WHA simulation is excellent teaching tool 


By Elaine Smith 

Students from York University’s Faculty of Health will once again have the opportunity to engage in a World Health Assembly (WHA) simulation: a chance to experience first-hand how global health policymakers at the World Health Organization (WHO) make decisions.

Adrian Viens
Adrian Viens
Ahmad Firas Khalid
Ahmad Firas Khalid

Dr. Ahmad Firas Khalid, a physician and assistant professor at the School of Global Health, created the simulation and ran it to great acclaim for 100 students last May in partnership with Associate Professor Adrian Viens, director of the School of Global Health. As a result, they have slated the second annual WHA simulation for May 1 to 3, 2024, with the theme of One Health.  

The simulation provides students with an experiential education (EE) opportunity to understand the workings of the WHO’s supreme governing body, and asks them to consider a current global health issue, participate in a WHA committee, draft a resolution and present it to the entire assembly.

James Orbinski
James Orbinski

In addition, students are exposed to numerous experts in the field who will offer guidance and share their own experiences. Participants in 2023, for example, were treated to an online address by Dr. Tedros Adhanom Ghebreyesus, director-general of the WHO, and Dr. James Orbinski, a Nobel laureate and director of the Dahdaleh Institute for Global Health Research at York. 

“It demonstrates how valuable experiential education is,” said Khalid. “It was so well received that we’ll be making it an annual event. We started working on this year’s simulation the minute the last one ended.” 

Khalid and Viens can attest to the value the simulation has for students, based on their research. The pair used a mixed method of study to evaluate the program, an event that was supported by a grant from the Academic Innovation Fund and funds from other donors.  

They asked all participants to fill out a pre-assessment survey to evaluate their skills with dialogue, complex problem thinking, communications and use of simulations. Afterward, they conducted semi-structured interviews with 18 participants to determine which of their skills participation improved and how it benefited them. These findings will form the basis of a research paper and will be shared at conferences. 

The findings indicated: 

  • 97 per cent of the participants affirmed the topics covered in the simulation were highly relevant to their current studies, future academic pursuits and prospective career opportunities. This data emphasizes the simulation’s alignment with students’ evolving needs, ensuring they’re well prepared for their future endeavours. 
  • 86 per cent rated the simulation as “very effective” in showcasing significant global health challenges and issues, illustrating its crucial role in imparting a nuanced understanding of global health dynamics. 
  • 79 per cent felt the simulation notably enhanced their preparedness for future career paths. 
  • 70 per cent confirmed the experience positively influenced their ability to apply knowledge in practical scenarios. 
  • An impressive 98 per cent showed enthusiasm for participating in similar simulations in the future, underscoring the simulation’s significance in meeting students’ aspirations and interests in global health. 

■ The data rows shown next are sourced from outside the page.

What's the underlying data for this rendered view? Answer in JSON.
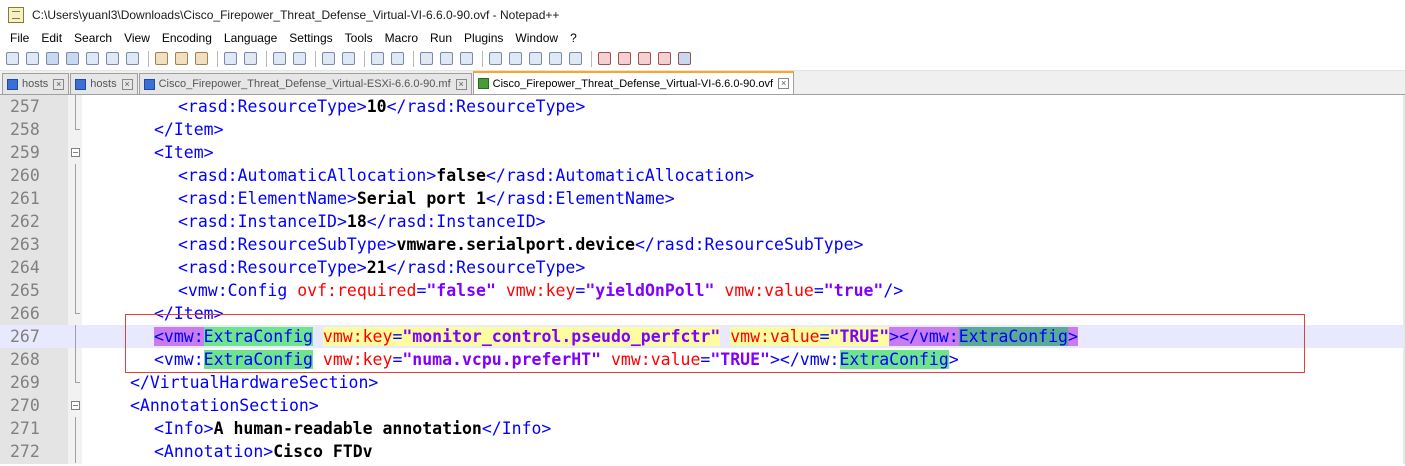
{
  "window": {
    "title": "C:\\Users\\yuanl3\\Downloads\\Cisco_Firepower_Threat_Defense_Virtual-VI-6.6.0-90.ovf - Notepad++"
  },
  "menu": [
    "File",
    "Edit",
    "Search",
    "View",
    "Encoding",
    "Language",
    "Settings",
    "Tools",
    "Macro",
    "Run",
    "Plugins",
    "Window",
    "?"
  ],
  "toolbar": {
    "icons": [
      "new-file-icon",
      "open-file-icon",
      "save-icon",
      "save-all-icon",
      "close-icon",
      "close-all-icon",
      "print-icon",
      "cut-icon",
      "copy-icon",
      "paste-icon",
      "undo-icon",
      "redo-icon",
      "find-icon",
      "replace-icon",
      "zoom-in-icon",
      "zoom-out-icon",
      "sync-vertical-icon",
      "sync-horizontal-icon",
      "word-wrap-icon",
      "show-all-chars-icon",
      "indent-guide-icon",
      "language-icon",
      "doc-map-icon",
      "function-list-icon",
      "folder-icon",
      "monitor-icon",
      "record-macro-icon",
      "stop-macro-icon",
      "play-macro-icon",
      "play-multiple-icon",
      "save-macro-icon"
    ]
  },
  "tabs": [
    {
      "label": "hosts",
      "active": false
    },
    {
      "label": "hosts",
      "active": false
    },
    {
      "label": "Cisco_Firepower_Threat_Defense_Virtual-ESXi-6.6.0-90.mf",
      "active": false
    },
    {
      "label": "Cisco_Firepower_Threat_Defense_Virtual-VI-6.6.0-90.ovf",
      "active": true
    }
  ],
  "lines": [
    {
      "n": "257",
      "fold": "v",
      "indent": 2,
      "parts": [
        [
          "tag",
          "<rasd:ResourceType>"
        ],
        [
          "txt",
          "10"
        ],
        [
          "tag",
          "</rasd:ResourceType>"
        ]
      ]
    },
    {
      "n": "258",
      "fold": "end",
      "indent": 1,
      "parts": [
        [
          "tag",
          "</Item>"
        ]
      ]
    },
    {
      "n": "259",
      "fold": "box",
      "indent": 1,
      "parts": [
        [
          "tag",
          "<Item>"
        ]
      ]
    },
    {
      "n": "260",
      "fold": "v",
      "indent": 2,
      "parts": [
        [
          "tag",
          "<rasd:AutomaticAllocation>"
        ],
        [
          "txt",
          "false"
        ],
        [
          "tag",
          "</rasd:AutomaticAllocation>"
        ]
      ]
    },
    {
      "n": "261",
      "fold": "v",
      "indent": 2,
      "parts": [
        [
          "tag",
          "<rasd:ElementName>"
        ],
        [
          "txt",
          "Serial port 1"
        ],
        [
          "tag",
          "</rasd:ElementName>"
        ]
      ]
    },
    {
      "n": "262",
      "fold": "v",
      "indent": 2,
      "parts": [
        [
          "tag",
          "<rasd:InstanceID>"
        ],
        [
          "txt",
          "18"
        ],
        [
          "tag",
          "</rasd:InstanceID>"
        ]
      ]
    },
    {
      "n": "263",
      "fold": "v",
      "indent": 2,
      "parts": [
        [
          "tag",
          "<rasd:ResourceSubType>"
        ],
        [
          "txt",
          "vmware.serialport.device"
        ],
        [
          "tag",
          "</rasd:ResourceSubType>"
        ]
      ]
    },
    {
      "n": "264",
      "fold": "v",
      "indent": 2,
      "parts": [
        [
          "tag",
          "<rasd:ResourceType>"
        ],
        [
          "txt",
          "21"
        ],
        [
          "tag",
          "</rasd:ResourceType>"
        ]
      ]
    },
    {
      "n": "265",
      "fold": "v",
      "indent": 2,
      "parts": [
        [
          "tag",
          "<vmw:Config "
        ],
        [
          "attr",
          "ovf:required"
        ],
        [
          "tag",
          "="
        ],
        [
          "val",
          "\"false\""
        ],
        [
          "tag",
          " "
        ],
        [
          "attr",
          "vmw:key"
        ],
        [
          "tag",
          "="
        ],
        [
          "val",
          "\"yieldOnPoll\""
        ],
        [
          "tag",
          " "
        ],
        [
          "attr",
          "vmw:value"
        ],
        [
          "tag",
          "="
        ],
        [
          "val",
          "\"true\""
        ],
        [
          "tag",
          "/>"
        ]
      ]
    },
    {
      "n": "266",
      "fold": "end",
      "indent": 1,
      "parts": [
        [
          "tag",
          "</Item>"
        ]
      ]
    },
    {
      "n": "267",
      "fold": "v",
      "indent": 1,
      "hl": true,
      "parts": [
        [
          "tag hl-purple",
          "<vmw:"
        ],
        [
          "tag hl-green",
          "ExtraConfig"
        ],
        [
          "tag",
          " "
        ],
        [
          "attr hl-yellow",
          "vmw:key"
        ],
        [
          "tag hl-yellow",
          "="
        ],
        [
          "val hl-yellow",
          "\"monitor_control.pseudo_perfctr\""
        ],
        [
          "tag",
          " "
        ],
        [
          "attr hl-yellow",
          "vmw:value"
        ],
        [
          "tag hl-yellow",
          "="
        ],
        [
          "val hl-yellow",
          "\"TRUE\""
        ],
        [
          "tag hl-purple",
          "></vmw:"
        ],
        [
          "tag hl-teal",
          "ExtraConfig"
        ],
        [
          "tag hl-purple",
          ">"
        ]
      ]
    },
    {
      "n": "268",
      "fold": "v",
      "indent": 1,
      "parts": [
        [
          "tag",
          "<vmw:"
        ],
        [
          "tag hl-green",
          "ExtraConfig"
        ],
        [
          "tag",
          " "
        ],
        [
          "attr",
          "vmw:key"
        ],
        [
          "tag",
          "="
        ],
        [
          "val",
          "\"numa.vcpu.preferHT\""
        ],
        [
          "tag",
          " "
        ],
        [
          "attr",
          "vmw:value"
        ],
        [
          "tag",
          "="
        ],
        [
          "val",
          "\"TRUE\""
        ],
        [
          "tag",
          "></vmw:"
        ],
        [
          "tag hl-green",
          "ExtraConfig"
        ],
        [
          "tag",
          ">"
        ]
      ]
    },
    {
      "n": "269",
      "fold": "end",
      "indent": 0,
      "parts": [
        [
          "tag",
          "</VirtualHardwareSection>"
        ]
      ]
    },
    {
      "n": "270",
      "fold": "box",
      "indent": 0,
      "parts": [
        [
          "tag",
          "<AnnotationSection>"
        ]
      ]
    },
    {
      "n": "271",
      "fold": "v",
      "indent": 1,
      "parts": [
        [
          "tag",
          "<Info>"
        ],
        [
          "txt",
          "A human-readable annotation"
        ],
        [
          "tag",
          "</Info>"
        ]
      ]
    },
    {
      "n": "272",
      "fold": "v",
      "indent": 1,
      "parts": [
        [
          "tag",
          "<Annotation>"
        ],
        [
          "txt",
          "Cisco FTDv"
        ]
      ]
    }
  ]
}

“The simulation improved our students’ skill sets in communication, interpersonal skills, time management and collaboration, and it enhanced their understanding of complex issues, filling gaps in their knowledge more effectively than a classroom lecture,” said Khalid. “We’re mimicking the outside world with a structured, informed pedagogical approach. 

“You can’t underestimate the simulation’s value in career preparation. I have already heard from two students who took part in 2023 and have decided to pursue master’s degrees in public policy as a result of this experience, something that wasn’t on their radar previously.” 

Khalid and Viens have taken the feedback they received during these interviews to improve upon the experience for this year’s participants. They’ll be holding four workshops in the months leading up to the simulation to help students prepare for the negotiating, informed discussion and writing required.  

“We want to be innovative in our approach every year and push the envelope,” said Khalid. “We want to push the students to think about both the dominant and the counter-narratives.” 

Currently, available funding means that the simulation is capped at 100 students, but Khalid and Viens are working with partners to see if it’s possible to open the door to larger numbers.  

Interested students from the Faculty of Health should contact Khalid directly.